It sounds silly, but a few deep breaths, a clear head, and some muttered affirmations can really knock the stress for a loop and reassure you on what you already know… you got this and can make a perfect score. All your hard work has lead to this, you know the math, and you’re prepared to solve the other problems. Keep up the positive mindset and any score you get will feel like a win.

13. Never stop trying

All the resources, helpful blog posts, and practice quizzes in the world won’t be able to help you if you crumble to the pressure of the ACT. A perfect score for ACT math is difficult and rare, but certainly not at all impossible for the right student with a boatload of grit, determination, and a little bit of luck.

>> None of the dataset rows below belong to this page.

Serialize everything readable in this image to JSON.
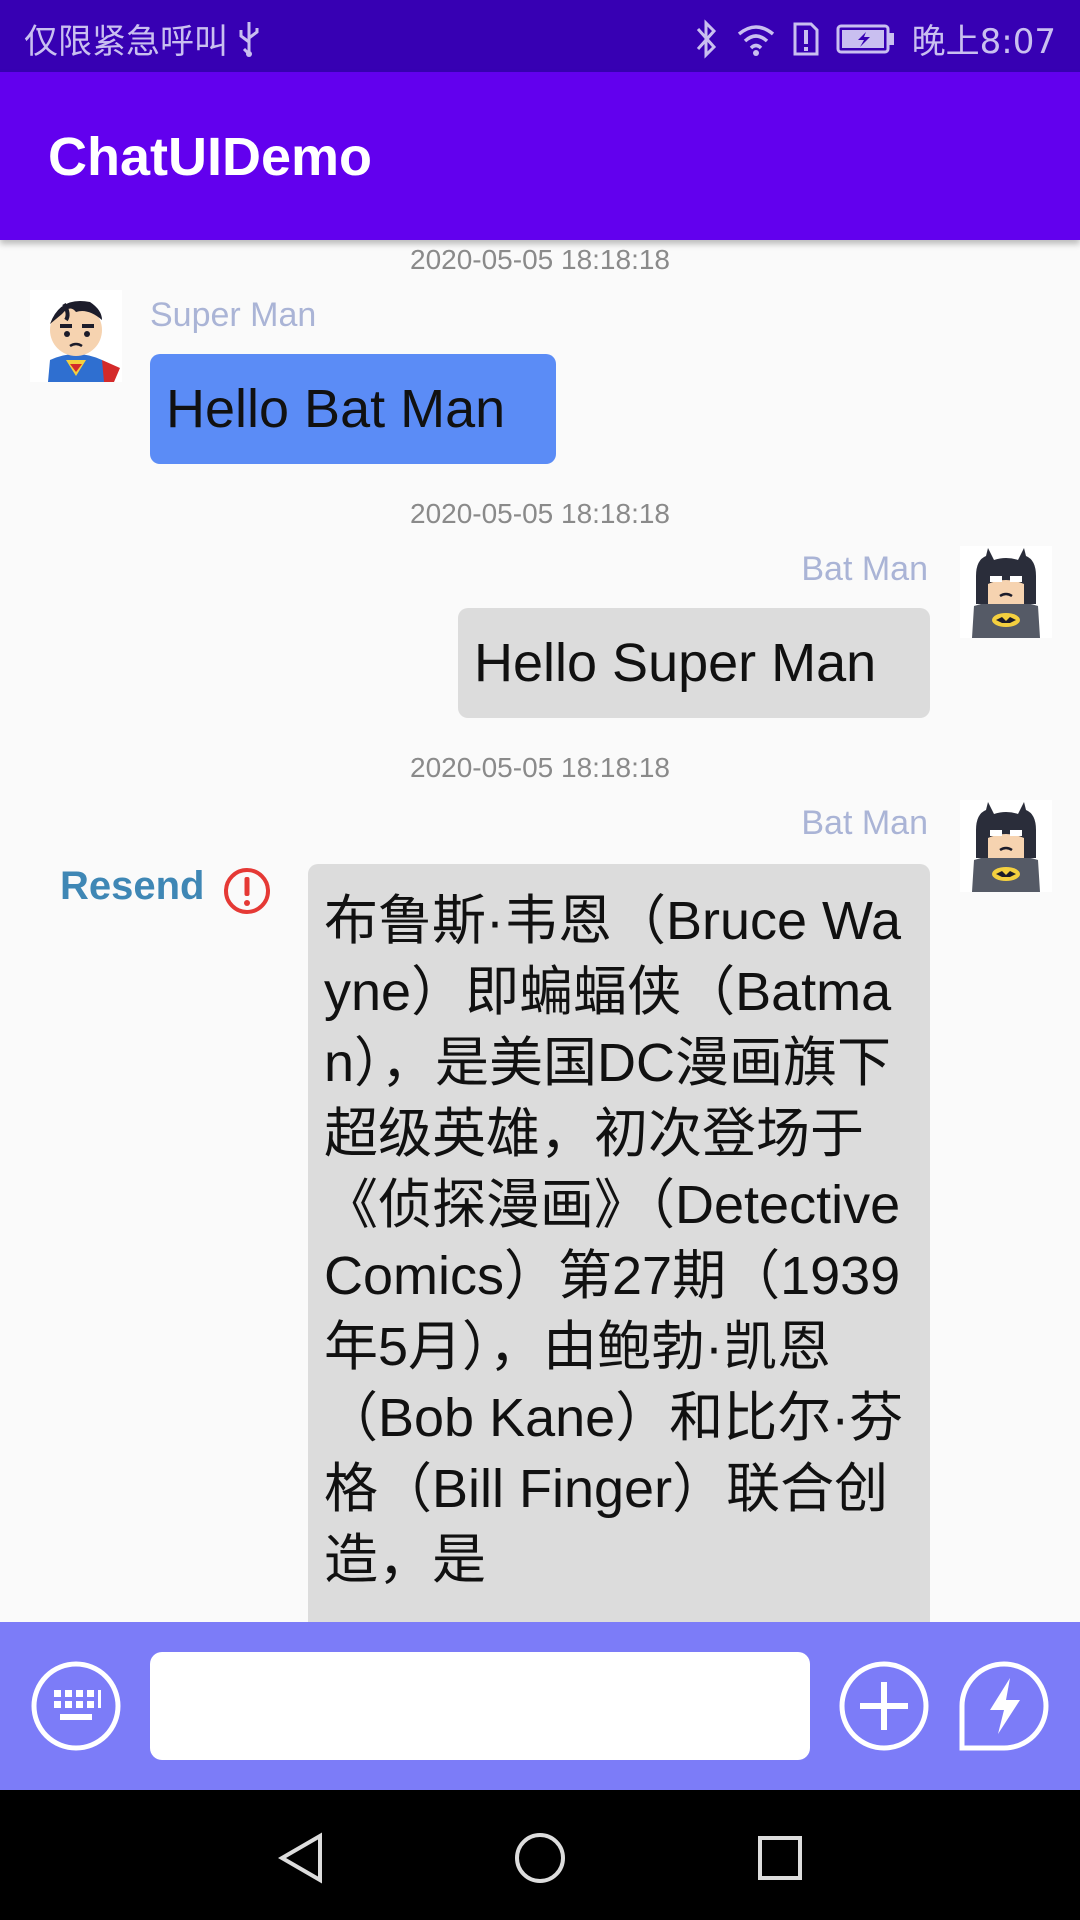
{
  "status_bar": {
    "carrier": "仅限紧急呼叫",
    "time": "晚上8:07"
  },
  "app_bar": {
    "title": "ChatUIDemo"
  },
  "messages": [
    {
      "timestamp": "2020-05-05 18:18:18",
      "sender": "Super Man",
      "side": "left",
      "text": "Hello Bat Man"
    },
    {
      "timestamp": "2020-05-05 18:18:18",
      "sender": "Bat Man",
      "side": "right",
      "text": "Hello Super Man"
    },
    {
      "timestamp": "2020-05-05 18:18:18",
      "sender": "Bat Man",
      "side": "right",
      "text": "布鲁斯·韦恩（Bruce Wayne）即蝙蝠侠（Batman），是美国DC漫画旗下超级英雄，初次登场于《侦探漫画》（Detective Comics）第27期（1939年5月），由鲍勃·凯恩（Bob Kane）和比尔·芬格（Bill Finger）联合创造，是",
      "resend_label": "Resend"
    }
  ],
  "input_bar": {
    "value": "",
    "placeholder": ""
  },
  "icons": {
    "keyboard": "keyboard-icon",
    "add": "add-circle-icon",
    "quick": "lightning-icon",
    "alert": "exclamation-circle-icon"
  },
  "colors": {
    "status_bar": "#3700b3",
    "app_bar": "#6200ee",
    "bubble_left": "#5b8cf6",
    "bubble_right": "#dcdcdc",
    "input_bar": "#7c7cf8",
    "resend": "#3f87b5",
    "alert": "#e53935"
  }
}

You don’t have to be super smart, an A-plus grade student, a genius or prodigy, or even good at math to aim for perfection on the ACT. All it requires is a drive so large it becomes an obsession, and a hardworking mindset. Work as hard as you can and you’ll make it, that I can say with certainty.

If you get up and keep focusing every time you mess up a practice test, if you try harder every time you make a silly mistake or forget to convert your minutes answer into seconds, if your only solution to the mistakes you make is to work harder and keep going even when the world tells you to stop… then going for a perfect ACT score is for you.

All you need is that mindset and motivation to keep you going, and you’ll be as talented, strong-willed, and as fast as the people who are ‘good’ at math or the professionals who are masters at their fields. If you can honestly say that a perfect ACT score is do or die and you will do any amount of work to get it, then you can get a perfect score.

Never give up, that’s the best skill you can bring to the test and the mantra you can use while preparing it. Never stop trying.

In conclusion

Spend time on your weaknesses, not just fixing them, but also moving to make yourself completely immune to them. Figure out how and why you are making a mistake, and then ensure you will never make that mistake again. Work with a timer and understand the time limitations you will be under so you will have ample time to answer every question, and you’ll know which questions to skip and then work on once you have finished the text and have more time.

Spend about three to five minutes on the scantron. It might not seem super important, but a messed up scantron could cause some serious problems and a mistake there could ruin your score. Taking the time to bubble it in and triple check that you got your answers in the right numbers and bubbles can really take a load off your chest and help you focus.

Finally, always keep working on getting better, and focus on managing your time so you are still sleeping, eating, and relaxing.

Then on test day, be sure to destress, take a deep breath, and know that you have done everything you can to get a perfect score and now you have to show the colleges and the world what you know.